#### Exercise brief:
Leave every image out, and return the rest of the data word for word.

Given data below:

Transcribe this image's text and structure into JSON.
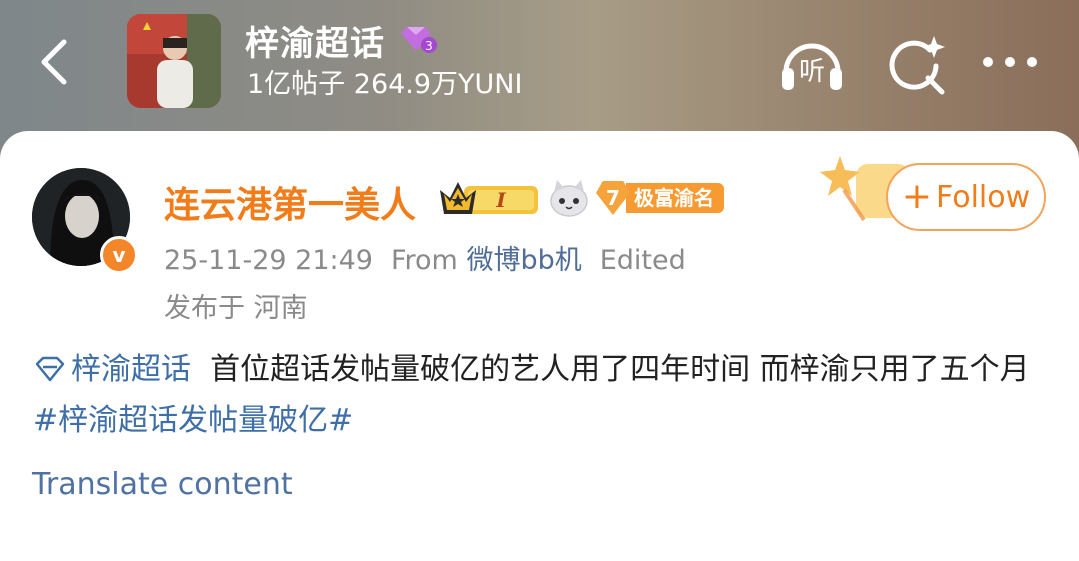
{
  "header": {
    "title": "梓渝超话",
    "level_badge": "3",
    "stats": "1亿帖子 264.9万YUNI",
    "icons": [
      "back-arrow-icon",
      "listen-icon",
      "search-sparkle-icon",
      "more-dots-icon"
    ],
    "listen_label": "听"
  },
  "post": {
    "author": "连云港第一美人",
    "vip_level": "I",
    "rich_level": "7",
    "rich_label": "极富渝名",
    "follow_label": "Follow",
    "timestamp": "25-11-29 21:49",
    "from_label": "From",
    "source": "微博bb机",
    "edited_label": "Edited",
    "location": "发布于 河南",
    "topic_tag": "梓渝超话",
    "body_text": "首位超话发帖量破亿的艺人用了四年时间 而梓渝只用了五个月",
    "hashtag": "#梓渝超话发帖量破亿#",
    "translate_label": "Translate content"
  },
  "colors": {
    "accent_orange": "#f07c1a",
    "link_blue": "#3f6fa8",
    "gem_purple": "#c26de0"
  }
}
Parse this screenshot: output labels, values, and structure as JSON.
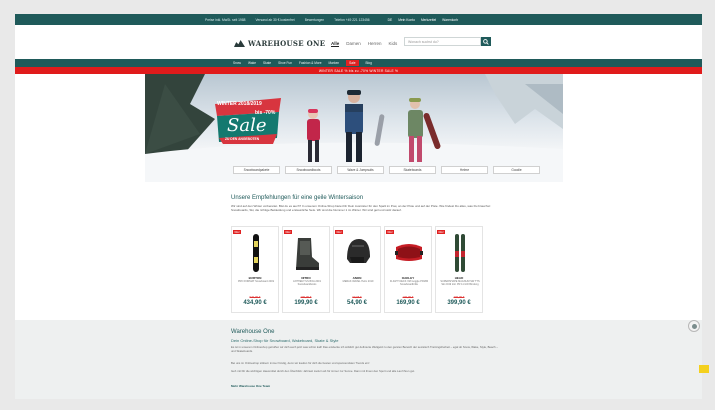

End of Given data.

#### Result:
Transcribe this image's text and structure into JSON.
{
  "header": {
    "title": "梓渝超话",
    "level_badge": "3",
    "stats": "1亿帖子 264.9万YUNI",
    "icons": [
      "back-arrow-icon",
      "listen-icon",
      "search-sparkle-icon",
      "more-dots-icon"
    ],
    "listen_label": "听"
  },
  "post": {
    "author": "连云港第一美人",
    "vip_level": "I",
    "rich_level": "7",
    "rich_label": "极富渝名",
    "follow_label": "Follow",
    "timestamp": "25-11-29 21:49",
    "from_label": "From",
    "source": "微博bb机",
    "edited_label": "Edited",
    "location": "发布于 河南",
    "topic_tag": "梓渝超话",
    "body_text": "首位超话发帖量破亿的艺人用了四年时间 而梓渝只用了五个月",
    "hashtag": "#梓渝超话发帖量破亿#",
    "translate_label": "Translate content"
  },
  "colors": {
    "accent_orange": "#f07c1a",
    "link_blue": "#3f6fa8",
    "gem_purple": "#c26de0"
  }
}
Parse this screenshot: output labels, values, and structure as JSON.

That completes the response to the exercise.